Every month I will be posting a re-cap of happenings in music, art, social communications, and human rights issues as they take place in Toronto or impact our global consciousness. If you or your project would like to be featured, send me an e-mail. Here is your November edition!
El Vy is the funky brainchild of The National's Matt Beringer and longtime friend Brent Knopf, former member of Portland indie rock band Menomena. Ticket holders to their November 17th show at the Opera House can look forward to upbeat, adventurous songs and a more playful Beringer on lead vocals than we have previously seen him in The National. Doubtful? Check out the band's take on “She Drives Me Crazy” by Fine Young Cannibals at their first live show in Portland last week:
Wired Magazine's November issue was seriously impressive. Guest-edited by Serena Williams, the issue combined its technological core with emotional sociological movements and curated a refreshing and unique take on how these movements such as Black Lives Matter can use different forms of technology to advance their goals and make their voices heard. Williams lists other examples in her rally-cry feature, including initiatives such as Kimberly Bryant's Black Girls Code as well as current progressions in hiring/scouting processes that actively promote diversity. My favourite piece from the issue is Bijan Stephen's analysis of the Black Lives Matter movement and how its use of technology closely resembles that of the civil rights movement from MLK's era. Check it out in full with poignant photos here.

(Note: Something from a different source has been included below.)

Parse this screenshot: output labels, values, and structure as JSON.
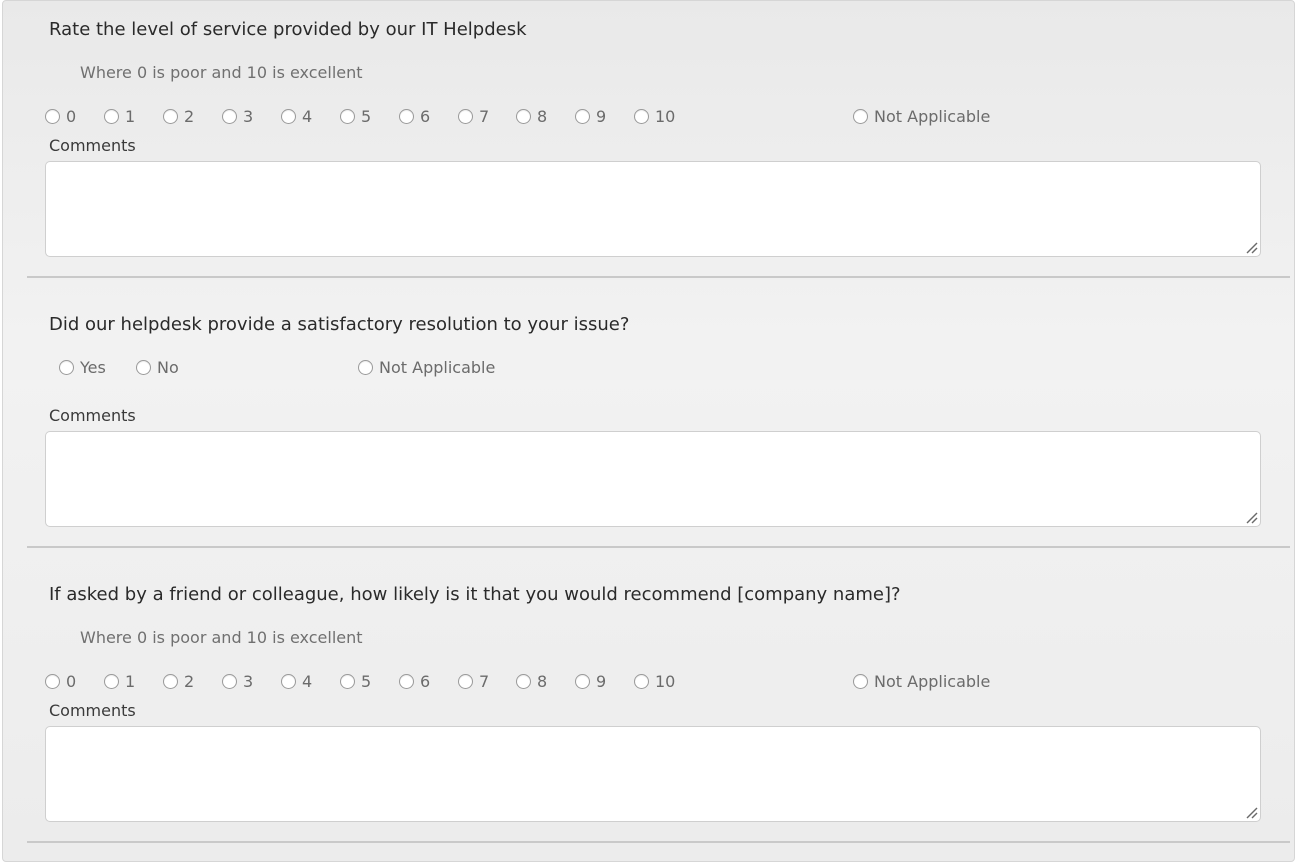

The 2015 lookbook from Angolan fashion designer Rose Palhares makes me want to cry, then dance. The color palette is a flurry of luscious magentas, golds, and emerald greens. The patterns are magnificently balanced with garments that are both elegant and fun. Together with black lipstick, bold earrings, and Bantu knots, these pieces will surely be making more appearances as fashion lovers take note and embrace these vivid designs as the temperatures rise again next spring.
WHAT YOU CAN DO RIGHT NOW

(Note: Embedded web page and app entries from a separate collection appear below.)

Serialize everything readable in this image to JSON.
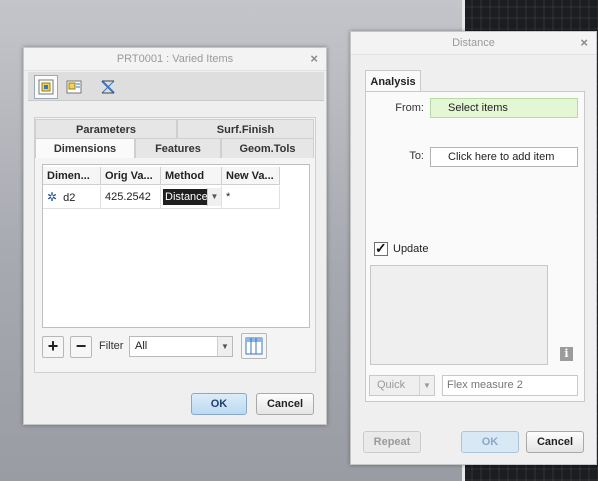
{
  "varied_items": {
    "title": "PRT0001 : Varied Items",
    "tabs_row1": [
      "Parameters",
      "Surf.Finish"
    ],
    "tabs_row2": [
      "Dimensions",
      "Features",
      "Geom.Tols"
    ],
    "columns": [
      "Dimen...",
      "Orig Va...",
      "Method",
      "New Va..."
    ],
    "rows": [
      {
        "dimension": "d2",
        "orig_value": "425.2542",
        "method": "Distance",
        "new_value": "*"
      }
    ],
    "filter_label": "Filter",
    "filter_value": "All",
    "ok_label": "OK",
    "cancel_label": "Cancel"
  },
  "distance": {
    "title": "Distance",
    "tab": "Analysis",
    "from_label": "From:",
    "from_value": "Select items",
    "to_label": "To:",
    "to_value": "Click here to add item",
    "update_label": "Update",
    "update_checked": true,
    "info_glyph": "i",
    "quick_label": "Quick",
    "name_value": "Flex measure 2",
    "repeat_label": "Repeat",
    "ok_label": "OK",
    "cancel_label": "Cancel"
  },
  "colors": {
    "from_field_bg": "#e3f7d4",
    "primary_button": "#bcd9f2",
    "dim_icon": "#1f4f8f"
  },
  "icons": [
    "close-icon",
    "dimensions-view-icon",
    "table-view-icon",
    "relations-icon",
    "dimension-star-icon",
    "add-icon",
    "remove-icon",
    "columns-icon",
    "info-icon",
    "checkmark-icon"
  ]
}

Toronto's annual Syria Film Festival took place over the weekend and presented some incredibly important short and full-length films about the experiences of Syrians fleeing violence, living in refugee camps, or remaining among the turmoil in their native Syria. Take a peek at one of the festival's featured films, a documentary by Carol Mansour and Forward Film Productions called “Not Who We Are.”
After the horror in Paris on Friday November 13th, Western societies received somewhat of a wake-up call. The violence in the middle east can no longer be ignored (and should never have been in the first place). For many, myself included, identifying the main players of the crisis is often very confusing, and Islamophobia at home continues to distract from understanding the real root problems that refugees are facing. This video from Vox explains the timeline of the Syrian war clearly and brings up some important points about why so many countries are participating:
Lastly, if you are interested in doing something tangible to relieve some of the suffering of refugees and migrants, consider donating to The Syrian Kids Foundation, a Canadian organization providing free education and social services such as counseling, healthcare, and recreation at their flagship Al Salam School in Turkey. The website also features a blog that lets current students and volunteers at the school tell their stories. Read up here and see what you can do to help these children and their families get back on their feet.
Header photo by Oakville photographer Patrick McAdams. For more of his stunning work, check out his instagram.